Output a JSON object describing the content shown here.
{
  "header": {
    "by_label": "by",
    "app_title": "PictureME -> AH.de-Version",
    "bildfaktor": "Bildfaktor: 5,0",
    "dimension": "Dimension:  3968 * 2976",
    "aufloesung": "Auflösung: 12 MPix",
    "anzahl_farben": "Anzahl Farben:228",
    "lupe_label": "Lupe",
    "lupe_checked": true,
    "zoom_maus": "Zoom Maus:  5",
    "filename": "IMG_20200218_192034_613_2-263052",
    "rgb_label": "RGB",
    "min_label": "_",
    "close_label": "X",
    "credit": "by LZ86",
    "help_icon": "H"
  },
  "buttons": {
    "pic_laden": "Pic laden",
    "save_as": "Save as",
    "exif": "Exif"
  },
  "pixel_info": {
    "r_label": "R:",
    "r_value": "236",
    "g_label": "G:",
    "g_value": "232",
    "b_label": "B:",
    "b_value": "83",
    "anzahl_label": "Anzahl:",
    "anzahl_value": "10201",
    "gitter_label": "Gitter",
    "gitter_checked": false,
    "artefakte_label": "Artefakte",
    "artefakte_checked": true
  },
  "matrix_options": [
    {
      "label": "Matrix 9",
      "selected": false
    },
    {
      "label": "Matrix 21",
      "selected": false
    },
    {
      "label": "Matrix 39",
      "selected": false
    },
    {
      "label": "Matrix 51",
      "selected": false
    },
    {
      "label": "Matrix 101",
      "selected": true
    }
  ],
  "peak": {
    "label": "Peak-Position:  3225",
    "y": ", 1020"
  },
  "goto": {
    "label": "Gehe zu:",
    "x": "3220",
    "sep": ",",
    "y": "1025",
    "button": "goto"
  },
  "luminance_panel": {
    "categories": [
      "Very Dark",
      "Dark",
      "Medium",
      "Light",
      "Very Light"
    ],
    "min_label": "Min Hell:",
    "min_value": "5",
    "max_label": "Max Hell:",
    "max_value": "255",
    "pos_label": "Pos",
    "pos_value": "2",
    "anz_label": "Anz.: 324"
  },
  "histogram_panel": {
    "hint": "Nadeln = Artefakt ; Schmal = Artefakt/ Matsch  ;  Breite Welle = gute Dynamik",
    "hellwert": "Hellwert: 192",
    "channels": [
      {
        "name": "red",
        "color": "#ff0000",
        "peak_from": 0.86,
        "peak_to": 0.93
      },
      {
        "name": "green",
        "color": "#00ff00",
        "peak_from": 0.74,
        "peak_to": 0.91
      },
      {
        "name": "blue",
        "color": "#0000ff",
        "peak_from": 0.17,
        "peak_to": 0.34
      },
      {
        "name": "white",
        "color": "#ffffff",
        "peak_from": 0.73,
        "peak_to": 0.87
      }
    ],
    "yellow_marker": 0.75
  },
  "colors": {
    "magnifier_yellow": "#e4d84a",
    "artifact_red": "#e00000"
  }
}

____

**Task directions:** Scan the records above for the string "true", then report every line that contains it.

**Exercise response:**
    "lupe_checked": true,
    "artefakte_checked": true
      "selected": true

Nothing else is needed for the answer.